Fareed Zakaria has French philosopher Bernard-Henri Levy on his Sunday morning program often, but he fails to point out that Levy fomented the European and American invasion of Libya that destroyed the country and left it in a state of chaos.  Gaddafi was a bad man, but the situation Levy created is even worse.  He is a philosopher with a lot of blood on his hands.  Fareed should mention this when he introduces Levy.  

Thursday, February 02, 2017

Trump’s Foreign Policy and My Career

When Newt Gingrich and the Republicans took over the House, they made many changes in US foreign policy that affected me personally in an adverse way.  Of course, Clinton and his Democratic administration had to accept these changes, but the main responsibility lay with the Republican Congress.  First, the Republicans refused to continue to fund the joint science cooperation program that I oversaw as Science Counselor at Embassy Warsaw, the Maria Sklodowska-Curie Fund II.  The US signed a five year agreement to fund the program jointly with the Poles, but refused to pay after three years.  Second, on the day that I was scheduled to leave Warsaw for a new position at the American Embassy in Rome, the Republicans shut the government down in 1995.  While I was saying good-byes around 3:00 or 4:00 in the afternoon with the car packed with all of our belongings, including two dogs.

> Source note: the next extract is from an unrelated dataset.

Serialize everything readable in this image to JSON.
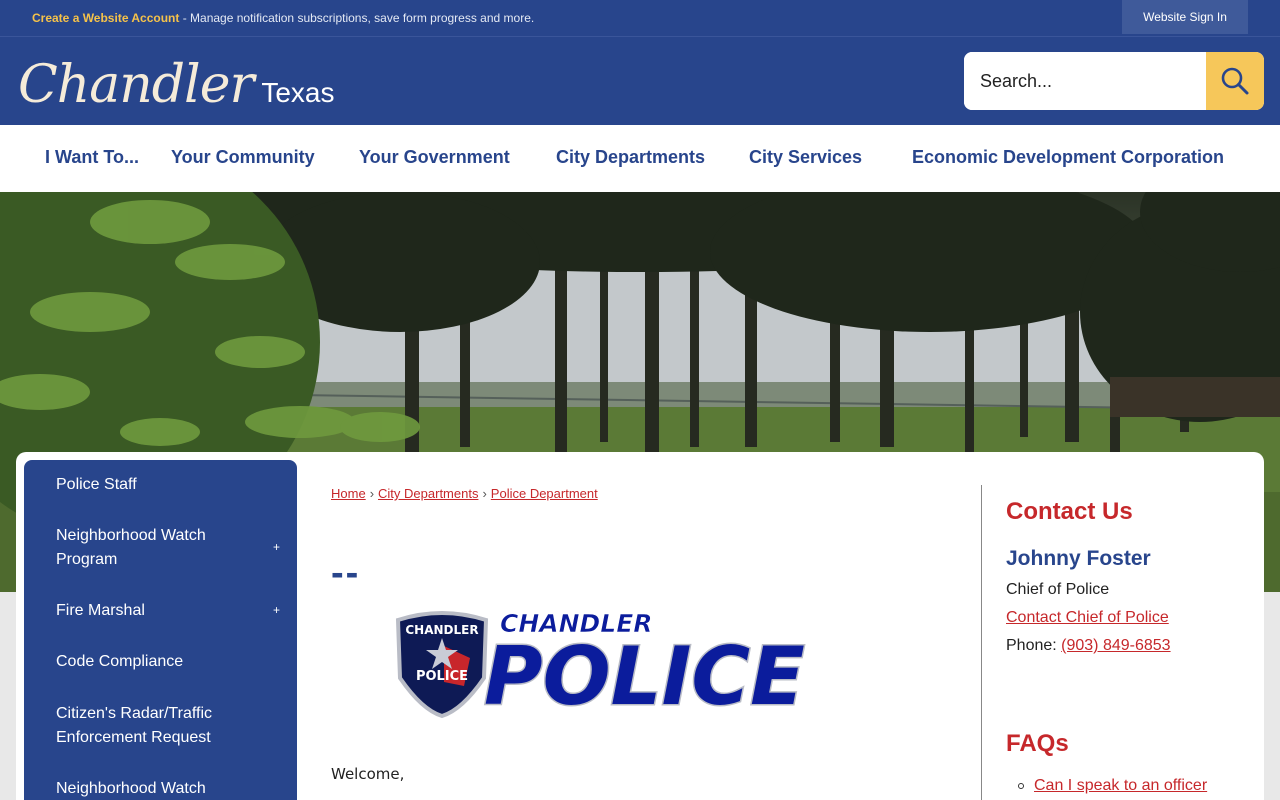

Embassy Rome called and said not to travel because of the government shutdown.  Third, after I got to Rome, the US Congress refused to appropriate money to fund the US share of the US- North Korean agreement that limited North Korea’s nuclear program, the Korean Peninsula Energy Development Organization (KEDO).  Fourth, a US law barred issuing visas to children of employees of the Italian phone company.  When a phone company executive complained to me about it, I couldn’t believe it, but I confirmed with the head of the consular section that it was true.  

I probably would not have quit in protest, but I was old enough and had enough years of service to retire.  So, I did.  

I sympathize with the Foreign Service officers who are unhappy with the new Trump policies, but I think that you can disagree with policies and yet carry them out.  So far, Trump’s edicts mainly affect consular officers who issue visas.  Other edicts on trade and national security will affect economic and political officers.  I don’t believe that any of Trump’s orders so far are so out of the mainstream that they risk asking diplomats to do anything unlawful.  No one who is not a citizen or permanent resident has any “right” to enter the US, constitutional or otherwise.  US immigration policy over the years has incorporated all kinds of discrimination.  It may be questionable on human rights grounds, but it is not illegal.  In fact, the US has probably engaged in more illegal conduct by not enforcing immigration laws on the books over the years, resulting in millions of “illegal” residents of the US.  Illegality has been the US policy towards immigration for decades.  

While I retired rather than enforce policies that I did not agree with, I don’t blame officers for whatever decision they make: to enforce policy they do not agree with, as long as they are not illegal, or to resign or retire rather than enforce them.  If they don’t leave the service, I don’t think they would criticize the policies publicly, although internal criticism is acceptable.  It is really a part of the normal policy-making process.  Almost every policy is the result of discussion among people who did not completely agree.  In my experience more decisions than most people would expect go to the President for decision, because the various agencies under him cannot agree on a course of action.